In addition, clinicians need to foster an environment where it is safe to speak and for patients to be comfortable to bring up any issues. Indeed, patients who are typically passive with treatment wait for doctors to raise issues and prompt the discussion regarding treatment change. It’s relatively uncommon for some patients to ask for a change to treatment if the doctor doesn’t bring it up, even if patients do not feel like they are doing very well. If physician and patient goals aren’t aligned, opportunities to make much-needed treatment changes may never occur.
Rheumatology Advisor: Are there any follow-up interventions based on the results of your study?

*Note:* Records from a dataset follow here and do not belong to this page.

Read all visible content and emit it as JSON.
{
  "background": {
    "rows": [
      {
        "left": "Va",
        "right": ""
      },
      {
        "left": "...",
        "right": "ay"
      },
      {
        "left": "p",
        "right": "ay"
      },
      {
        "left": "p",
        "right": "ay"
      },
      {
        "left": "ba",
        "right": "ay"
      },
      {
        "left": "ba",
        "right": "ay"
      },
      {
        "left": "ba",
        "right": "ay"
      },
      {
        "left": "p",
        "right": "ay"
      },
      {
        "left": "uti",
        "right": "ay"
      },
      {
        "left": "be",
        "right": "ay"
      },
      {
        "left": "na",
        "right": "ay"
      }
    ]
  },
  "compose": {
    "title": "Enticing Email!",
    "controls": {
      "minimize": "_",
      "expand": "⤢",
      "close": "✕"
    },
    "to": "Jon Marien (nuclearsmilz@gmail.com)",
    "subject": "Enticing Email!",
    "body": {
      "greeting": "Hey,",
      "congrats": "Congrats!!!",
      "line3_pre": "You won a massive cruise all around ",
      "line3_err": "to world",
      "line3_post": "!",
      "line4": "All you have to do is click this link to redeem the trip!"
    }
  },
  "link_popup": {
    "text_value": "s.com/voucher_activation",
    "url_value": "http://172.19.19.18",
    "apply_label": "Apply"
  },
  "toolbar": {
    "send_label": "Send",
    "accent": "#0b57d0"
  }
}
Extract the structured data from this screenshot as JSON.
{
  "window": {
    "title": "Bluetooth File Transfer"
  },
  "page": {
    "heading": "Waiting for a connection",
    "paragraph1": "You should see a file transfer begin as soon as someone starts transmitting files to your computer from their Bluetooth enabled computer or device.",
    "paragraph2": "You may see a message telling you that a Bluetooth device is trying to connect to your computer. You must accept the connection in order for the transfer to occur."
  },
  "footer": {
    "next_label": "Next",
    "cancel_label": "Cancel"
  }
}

Dr Curtis: We’re working to connect longitudinal patient-reported outcomes tools, like the ArthritisPower® Research Registry, to electronic health record systems so that physicians and patients have a more robust, data-driven picture of the 360-degree view of the experience of symptoms and treatment. We also need to find ways to incentivize both patients and physicians to regularly use these tools to encourage shared decision-making.
1. Radawski C, Genovese MC, Hauber B, et al. Patient perceptions of unmet medical need In rheumatoid arthritis: a cross-sectional survey in the USA. Rheumatol Ther. 2019;6:461-471.
2. ElSherbiny DA, Saad WE. Depression in rheumatoid arthritis patients: Screening for a frequent yet underestimated comorbidity [published online July 12, 2019]. Egypt Rheumatol. doi:10.1016/j.ejr.2019.07.002
3. Perez-Garcia LF, Rivera V, Moreno Ramirez M, et al. Screening for depression and anxiety in an outpatient rheumatology clinic using validated self-applied questionnaires. Arthritis Rheumatol. 2016;68 (suppl 10). Abstract 1173.